**ASSIGNMENT**
Using the data below, work out how many of its lines contain "doctor", and give that number with nothing added.

Interface dataset entries
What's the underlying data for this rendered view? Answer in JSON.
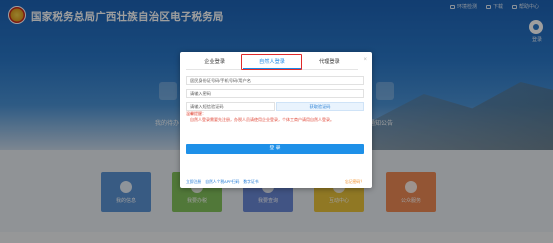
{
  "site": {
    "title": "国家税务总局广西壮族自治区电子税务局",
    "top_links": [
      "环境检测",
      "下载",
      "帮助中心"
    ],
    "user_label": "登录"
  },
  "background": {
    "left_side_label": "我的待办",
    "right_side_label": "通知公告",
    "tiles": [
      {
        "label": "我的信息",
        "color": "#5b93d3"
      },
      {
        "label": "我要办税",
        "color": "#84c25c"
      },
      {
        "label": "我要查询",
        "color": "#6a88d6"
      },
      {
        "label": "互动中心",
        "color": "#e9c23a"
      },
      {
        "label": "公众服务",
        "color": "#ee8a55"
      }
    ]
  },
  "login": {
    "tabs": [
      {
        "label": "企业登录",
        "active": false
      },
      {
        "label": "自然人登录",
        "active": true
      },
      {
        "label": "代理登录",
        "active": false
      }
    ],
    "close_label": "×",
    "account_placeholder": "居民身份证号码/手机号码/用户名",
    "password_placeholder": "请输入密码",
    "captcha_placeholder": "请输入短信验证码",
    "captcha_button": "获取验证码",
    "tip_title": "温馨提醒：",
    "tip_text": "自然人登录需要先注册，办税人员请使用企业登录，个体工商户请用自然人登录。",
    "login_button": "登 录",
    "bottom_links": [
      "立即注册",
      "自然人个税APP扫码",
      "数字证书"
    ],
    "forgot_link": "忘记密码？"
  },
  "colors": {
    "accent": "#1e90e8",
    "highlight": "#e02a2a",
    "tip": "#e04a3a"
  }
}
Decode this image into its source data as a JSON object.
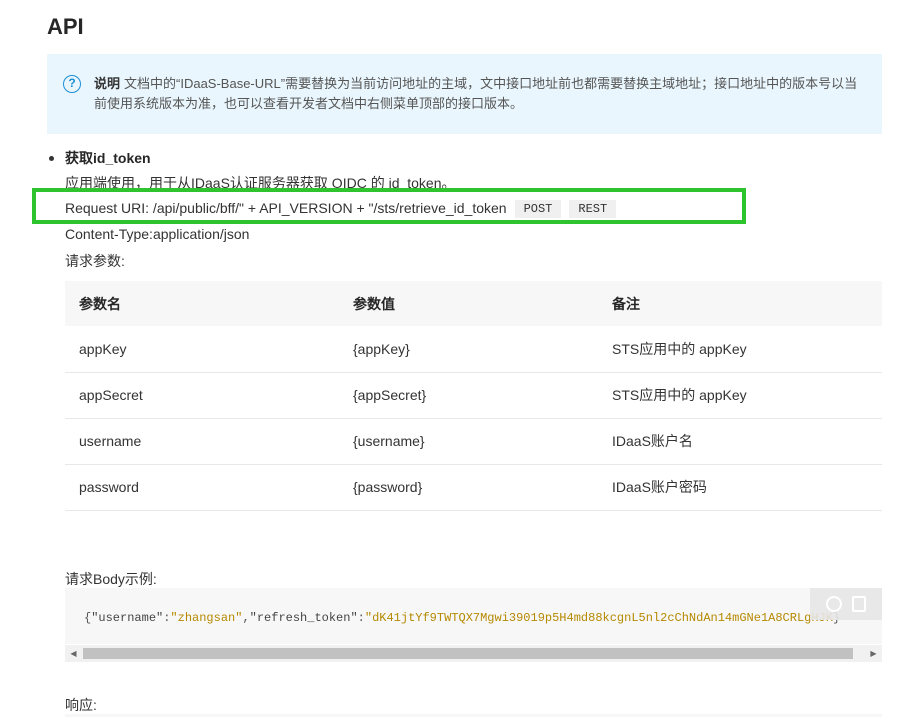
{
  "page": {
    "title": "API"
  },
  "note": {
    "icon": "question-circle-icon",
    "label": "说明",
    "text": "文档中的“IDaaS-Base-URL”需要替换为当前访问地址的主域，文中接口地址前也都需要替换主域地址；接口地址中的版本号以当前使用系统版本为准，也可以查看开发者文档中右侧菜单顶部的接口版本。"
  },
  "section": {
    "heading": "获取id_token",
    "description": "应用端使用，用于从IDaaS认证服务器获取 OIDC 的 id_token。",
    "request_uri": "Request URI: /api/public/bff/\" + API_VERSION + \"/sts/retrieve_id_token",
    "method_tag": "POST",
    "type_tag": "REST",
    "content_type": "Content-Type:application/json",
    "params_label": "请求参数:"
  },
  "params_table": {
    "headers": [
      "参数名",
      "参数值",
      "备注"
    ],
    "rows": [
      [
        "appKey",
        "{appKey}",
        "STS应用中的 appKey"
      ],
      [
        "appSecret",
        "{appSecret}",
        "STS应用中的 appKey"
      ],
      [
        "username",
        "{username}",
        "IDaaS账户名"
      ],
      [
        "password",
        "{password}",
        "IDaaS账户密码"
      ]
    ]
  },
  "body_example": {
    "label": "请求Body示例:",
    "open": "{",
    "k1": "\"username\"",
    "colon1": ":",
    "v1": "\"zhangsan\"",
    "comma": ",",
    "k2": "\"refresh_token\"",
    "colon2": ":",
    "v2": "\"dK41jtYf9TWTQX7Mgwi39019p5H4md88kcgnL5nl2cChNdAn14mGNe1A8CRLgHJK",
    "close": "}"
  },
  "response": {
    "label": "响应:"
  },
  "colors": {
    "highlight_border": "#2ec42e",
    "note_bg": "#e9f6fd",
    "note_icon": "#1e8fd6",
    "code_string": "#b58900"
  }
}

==

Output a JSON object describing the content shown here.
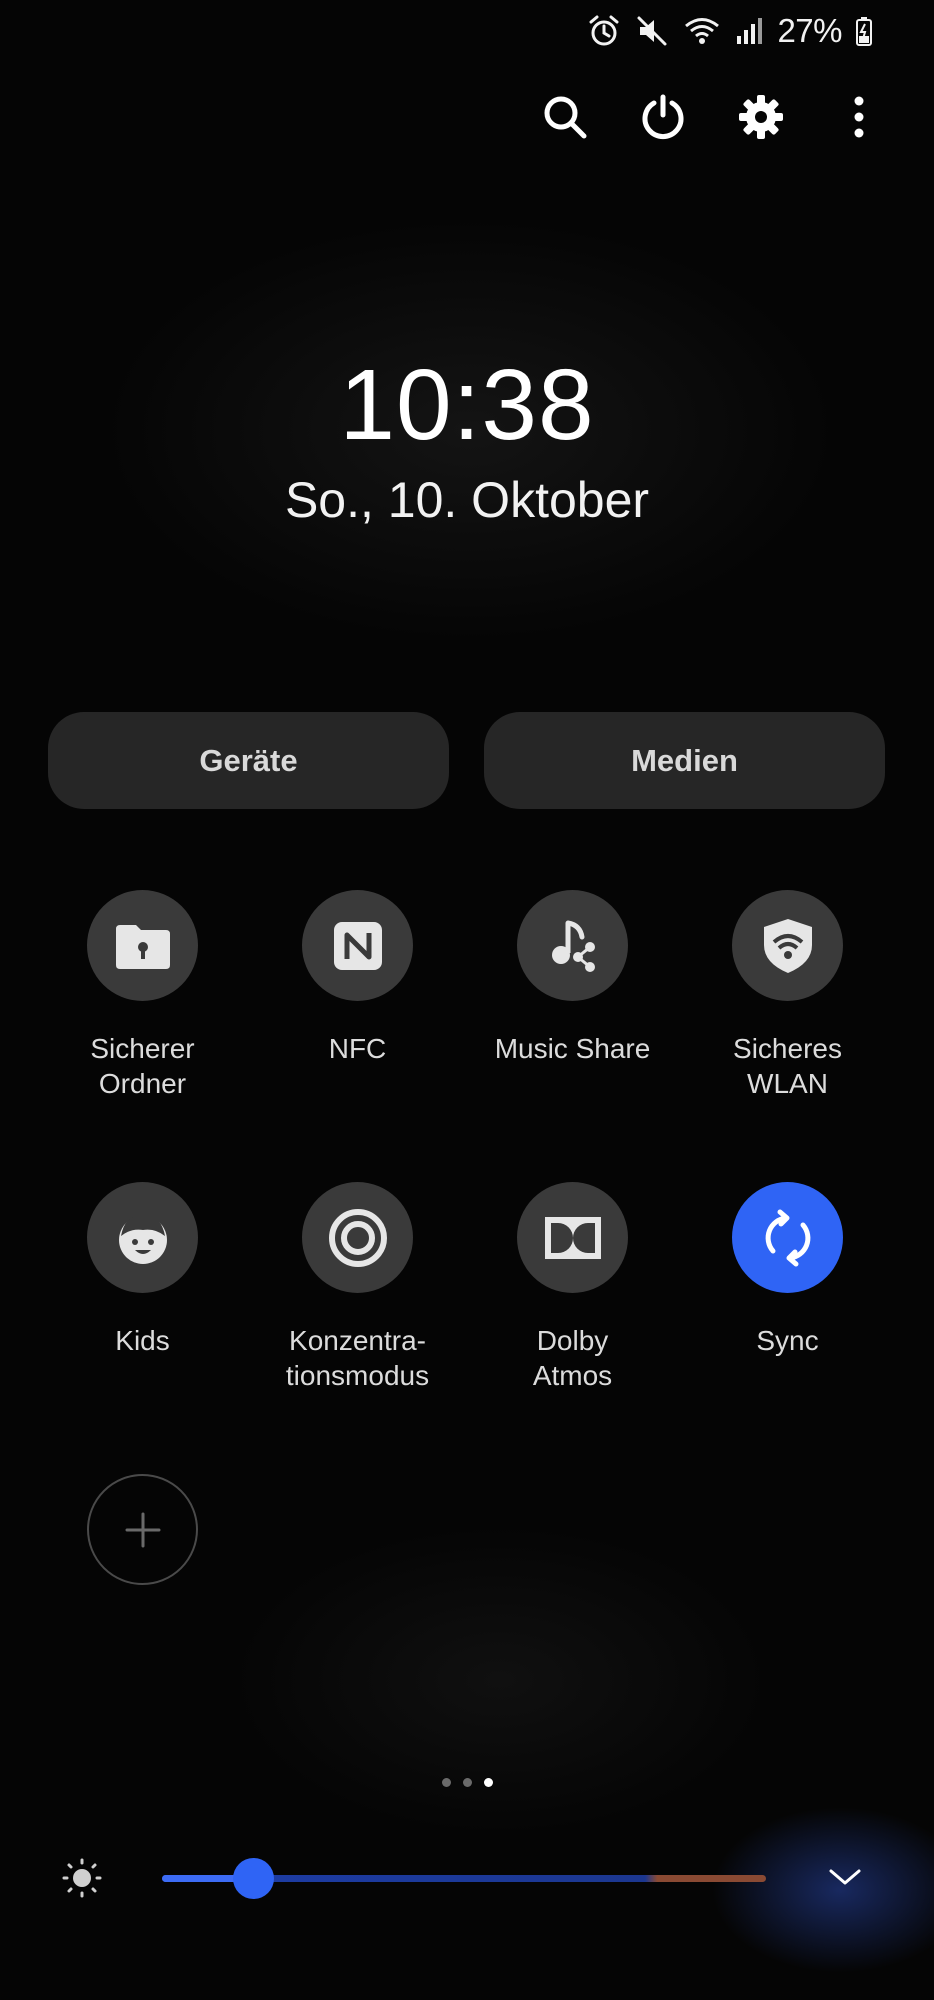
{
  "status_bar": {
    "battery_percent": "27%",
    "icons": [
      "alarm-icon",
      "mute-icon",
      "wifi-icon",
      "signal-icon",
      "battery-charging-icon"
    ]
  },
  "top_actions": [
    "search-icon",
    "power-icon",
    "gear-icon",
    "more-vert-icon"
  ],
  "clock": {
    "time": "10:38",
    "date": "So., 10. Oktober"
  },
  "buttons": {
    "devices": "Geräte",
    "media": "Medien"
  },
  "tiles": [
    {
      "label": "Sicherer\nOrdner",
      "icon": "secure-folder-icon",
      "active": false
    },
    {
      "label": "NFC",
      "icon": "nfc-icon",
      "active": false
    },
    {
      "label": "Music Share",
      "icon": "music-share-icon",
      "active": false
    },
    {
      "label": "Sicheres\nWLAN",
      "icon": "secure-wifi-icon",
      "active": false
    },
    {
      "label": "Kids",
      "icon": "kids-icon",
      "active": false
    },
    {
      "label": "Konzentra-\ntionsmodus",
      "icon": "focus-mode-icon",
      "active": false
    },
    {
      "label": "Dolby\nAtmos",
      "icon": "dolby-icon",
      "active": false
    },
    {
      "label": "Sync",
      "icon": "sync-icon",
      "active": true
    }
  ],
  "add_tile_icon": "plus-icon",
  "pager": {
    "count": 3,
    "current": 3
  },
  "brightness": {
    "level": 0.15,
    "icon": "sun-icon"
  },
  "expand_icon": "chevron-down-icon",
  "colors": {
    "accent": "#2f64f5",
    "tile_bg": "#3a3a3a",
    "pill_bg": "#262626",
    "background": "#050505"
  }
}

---

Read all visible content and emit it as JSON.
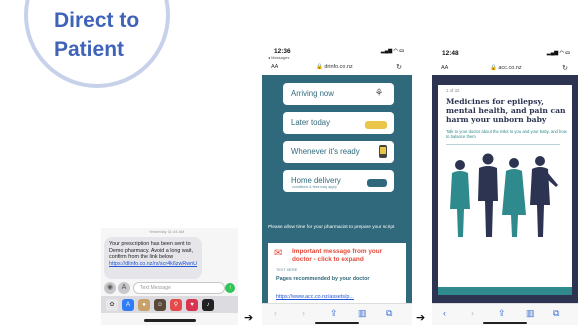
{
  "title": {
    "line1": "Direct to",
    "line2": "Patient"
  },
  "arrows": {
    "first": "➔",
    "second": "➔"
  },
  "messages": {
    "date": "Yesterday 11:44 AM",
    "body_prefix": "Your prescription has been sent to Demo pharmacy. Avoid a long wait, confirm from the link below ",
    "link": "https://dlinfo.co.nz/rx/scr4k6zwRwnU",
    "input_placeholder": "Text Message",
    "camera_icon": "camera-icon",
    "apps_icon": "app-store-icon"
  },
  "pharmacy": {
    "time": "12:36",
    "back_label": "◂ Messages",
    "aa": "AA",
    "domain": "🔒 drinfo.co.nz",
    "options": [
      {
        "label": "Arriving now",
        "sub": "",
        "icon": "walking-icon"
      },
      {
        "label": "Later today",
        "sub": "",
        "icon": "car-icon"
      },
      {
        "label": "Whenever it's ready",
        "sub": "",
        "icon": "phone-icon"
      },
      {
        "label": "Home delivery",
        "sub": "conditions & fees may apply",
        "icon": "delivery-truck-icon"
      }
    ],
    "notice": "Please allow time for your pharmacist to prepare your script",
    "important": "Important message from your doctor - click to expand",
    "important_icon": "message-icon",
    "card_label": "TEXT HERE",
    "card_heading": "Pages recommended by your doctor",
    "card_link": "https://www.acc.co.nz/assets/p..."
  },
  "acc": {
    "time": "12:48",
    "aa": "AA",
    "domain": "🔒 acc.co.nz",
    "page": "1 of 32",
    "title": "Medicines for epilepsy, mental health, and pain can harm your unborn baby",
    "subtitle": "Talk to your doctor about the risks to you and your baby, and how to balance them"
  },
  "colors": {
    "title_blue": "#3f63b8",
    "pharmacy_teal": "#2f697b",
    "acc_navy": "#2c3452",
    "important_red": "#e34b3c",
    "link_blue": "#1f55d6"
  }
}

**RESPONSE TO THE TASK**
3